(Element data from apps and pages)
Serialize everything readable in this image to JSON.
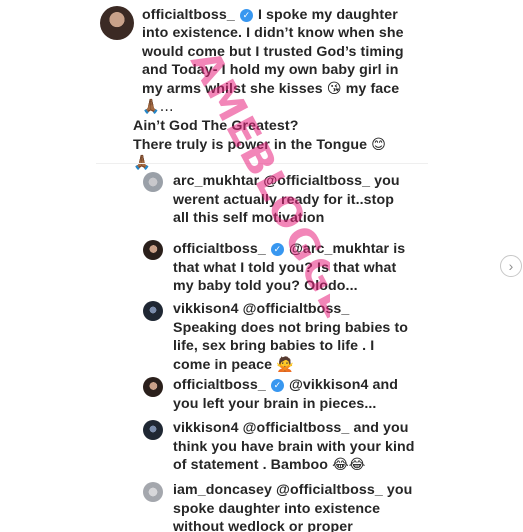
{
  "post": {
    "username": "officialtboss_",
    "caption_line1": "I spoke my daughter",
    "caption_line2": "into existence. I didn’t know when she",
    "caption_line3": "would come but I trusted God’s timing",
    "caption_line4": "and Today- I hold my own baby girl in",
    "caption_line5a": "my arms whilst she kisses",
    "caption_line5b": "my face",
    "caption_line6": "🙏🏾...",
    "caption_line7": "Ain’t God The Greatest?",
    "caption_line8": "There truly is power in the Tongue",
    "caption_emoji_smile": "😊",
    "caption_emoji_kiss": "😘",
    "caption_emoji_pray": "🙏🏾"
  },
  "comments": [
    {
      "username": "arc_mukhtar",
      "mention": "@officialtboss_",
      "line1_rest": "you",
      "line2": "werent actually ready for it..stop",
      "line3": "all this self motivation"
    },
    {
      "username": "officialtboss_",
      "mention": "@arc_mukhtar",
      "line1_rest": "is",
      "line2": "that what I told you? Is that what",
      "line3": "my baby told you? Olodo..."
    },
    {
      "username": "vikkison4",
      "mention": "@officialtboss_",
      "line2": "Speaking does not bring babies to",
      "line3": "life, sex bring babies to life . I",
      "line4": "come in peace",
      "emoji": "🙅"
    },
    {
      "username": "officialtboss_",
      "mention": "@vikkison4",
      "line1_rest": "and",
      "line2": "you left your brain in pieces..."
    },
    {
      "username": "vikkison4",
      "mention": "@officialtboss_",
      "line1_rest": "and you",
      "line2": "think you have brain with your kind",
      "line3": "of statement . Bamboo",
      "emoji": "😂😂"
    },
    {
      "username": "iam_doncasey",
      "mention": "@officialtboss_",
      "line1_rest": "you",
      "line2": "spoke daughter into existence",
      "line3": "without wedlock or proper"
    }
  ],
  "verified_glyph": "✓",
  "watermark_text": "AMEBLOGGER.COM",
  "colors": {
    "text": "#262626",
    "verified_blue": "#3897f0",
    "watermark": "#e8237d"
  },
  "icons": {
    "verified": "verified-badge-icon",
    "next": "chevron-right-icon"
  },
  "next_glyph": "›"
}
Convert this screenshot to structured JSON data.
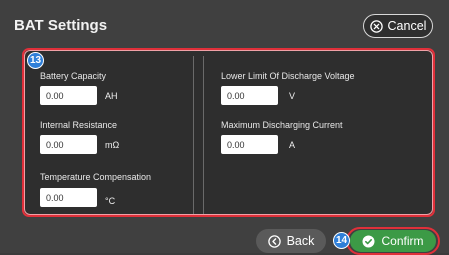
{
  "header": {
    "title": "BAT Settings",
    "cancel_label": "Cancel"
  },
  "badges": {
    "panel": "13",
    "confirm": "14"
  },
  "settings": {
    "battery_capacity": {
      "label": "Battery Capacity",
      "value": "0.00",
      "unit": "AH"
    },
    "internal_resistance": {
      "label": "Internal Resistance",
      "value": "0.00",
      "unit": "mΩ"
    },
    "temperature_compensation": {
      "label": "Temperature  Compensation",
      "value": "0.00",
      "unit": "°C"
    },
    "lower_limit_voltage": {
      "label": "Lower Limit Of Discharge Voltage",
      "value": "0.00",
      "unit": "V"
    },
    "max_discharging_current": {
      "label": "Maximum Discharging Current",
      "value": "0.00",
      "unit": "A"
    }
  },
  "footer": {
    "back_label": "Back",
    "confirm_label": "Confirm"
  },
  "colors": {
    "highlight": "#e0303a",
    "confirm": "#3c9a46",
    "badge": "#2f7fd8"
  },
  "icons": [
    "close-circle-icon",
    "back-circle-icon",
    "check-circle-icon"
  ]
}
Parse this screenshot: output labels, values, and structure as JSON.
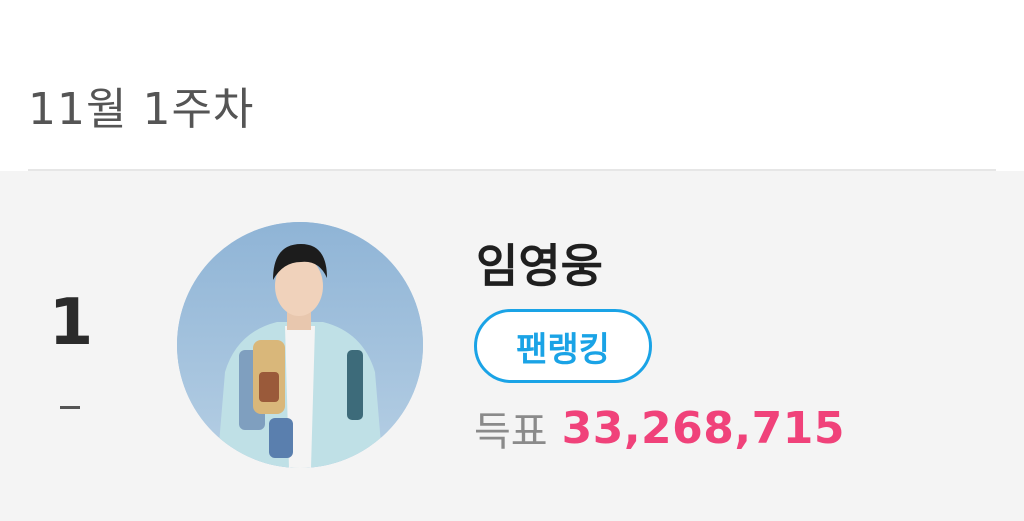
{
  "header": {
    "week_title": "11월 1주차"
  },
  "ranking": [
    {
      "rank": "1",
      "rank_change": "-",
      "artist_name": "임영웅",
      "badge_label": "팬랭킹",
      "vote_label": "득표",
      "vote_count": "33,268,715"
    }
  ],
  "colors": {
    "badge_accent": "#1aa3e6",
    "vote_count": "#f0427a",
    "card_background": "#f4f4f4"
  },
  "icons": {
    "avatar": "artist-photo"
  }
}
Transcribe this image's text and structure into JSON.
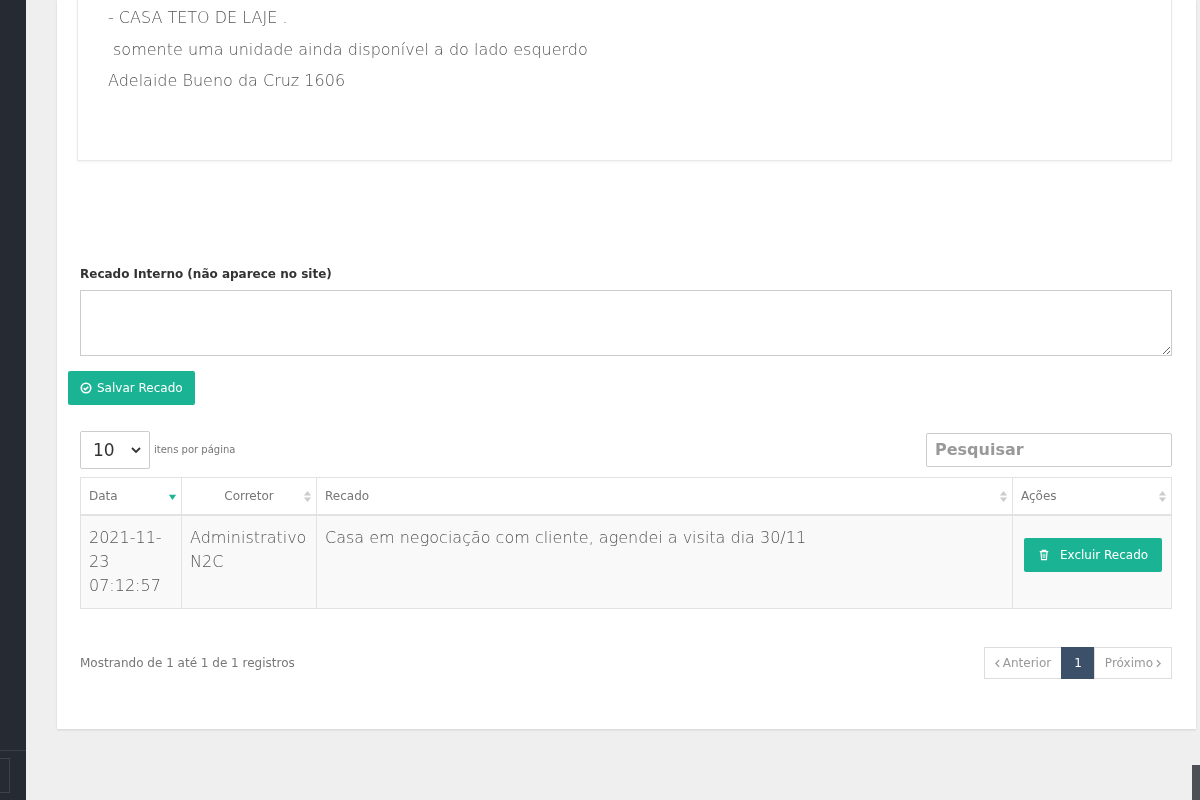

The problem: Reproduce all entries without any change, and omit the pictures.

Response to the exercise:
Serialize everything readable in this image to JSON.
{
  "post": {
    "username": "officialtboss_",
    "caption_line1": "I spoke my daughter",
    "caption_line2": "into existence. I didn’t know when she",
    "caption_line3": "would come but I trusted God’s timing",
    "caption_line4": "and Today- I hold my own baby girl in",
    "caption_line5a": "my arms whilst she kisses",
    "caption_line5b": "my face",
    "caption_line6": "🙏🏾...",
    "caption_line7": "Ain’t God The Greatest?",
    "caption_line8": "There truly is power in the Tongue",
    "caption_emoji_smile": "😊",
    "caption_emoji_kiss": "😘",
    "caption_emoji_pray": "🙏🏾"
  },
  "comments": [
    {
      "username": "arc_mukhtar",
      "mention": "@officialtboss_",
      "line1_rest": "you",
      "line2": "werent actually ready for it..stop",
      "line3": "all this self motivation"
    },
    {
      "username": "officialtboss_",
      "mention": "@arc_mukhtar",
      "line1_rest": "is",
      "line2": "that what I told you? Is that what",
      "line3": "my baby told you? Olodo..."
    },
    {
      "username": "vikkison4",
      "mention": "@officialtboss_",
      "line2": "Speaking does not bring babies to",
      "line3": "life, sex bring babies to life . I",
      "line4": "come in peace",
      "emoji": "🙅"
    },
    {
      "username": "officialtboss_",
      "mention": "@vikkison4",
      "line1_rest": "and",
      "line2": "you left your brain in pieces..."
    },
    {
      "username": "vikkison4",
      "mention": "@officialtboss_",
      "line1_rest": "and you",
      "line2": "think you have brain with your kind",
      "line3": "of statement . Bamboo",
      "emoji": "😂😂"
    },
    {
      "username": "iam_doncasey",
      "mention": "@officialtboss_",
      "line1_rest": "you",
      "line2": "spoke daughter into existence",
      "line3": "without wedlock or proper"
    }
  ],
  "verified_glyph": "✓",
  "watermark_text": "AMEBLOGGER.COM",
  "colors": {
    "text": "#262626",
    "verified_blue": "#3897f0",
    "watermark": "#e8237d"
  },
  "icons": {
    "verified": "verified-badge-icon",
    "next": "chevron-right-icon"
  },
  "next_glyph": "›"
}
Convert this screenshot to structured JSON data.
{
  "header": {
    "title": "BAT Settings",
    "cancel_label": "Cancel"
  },
  "badges": {
    "panel": "13",
    "confirm": "14"
  },
  "settings": {
    "battery_capacity": {
      "label": "Battery Capacity",
      "value": "0.00",
      "unit": "AH"
    },
    "internal_resistance": {
      "label": "Internal Resistance",
      "value": "0.00",
      "unit": "mΩ"
    },
    "temperature_compensation": {
      "label": "Temperature  Compensation",
      "value": "0.00",
      "unit": "°C"
    },
    "lower_limit_voltage": {
      "label": "Lower Limit Of Discharge Voltage",
      "value": "0.00",
      "unit": "V"
    },
    "max_discharging_current": {
      "label": "Maximum Discharging Current",
      "value": "0.00",
      "unit": "A"
    }
  },
  "footer": {
    "back_label": "Back",
    "confirm_label": "Confirm"
  },
  "colors": {
    "highlight": "#e0303a",
    "confirm": "#3c9a46",
    "badge": "#2f7fd8"
  },
  "icons": [
    "close-circle-icon",
    "back-circle-icon",
    "check-circle-icon"
  ]
}
Parse this screenshot: output labels, values, and structure as JSON.
{
  "header": {
    "week_title": "11월 1주차"
  },
  "ranking": [
    {
      "rank": "1",
      "rank_change": "-",
      "artist_name": "임영웅",
      "badge_label": "팬랭킹",
      "vote_label": "득표",
      "vote_count": "33,268,715"
    }
  ],
  "colors": {
    "badge_accent": "#1aa3e6",
    "vote_count": "#f0427a",
    "card_background": "#f4f4f4"
  },
  "icons": {
    "avatar": "artist-photo"
  }
}
Transcribe this image's text and structure into JSON.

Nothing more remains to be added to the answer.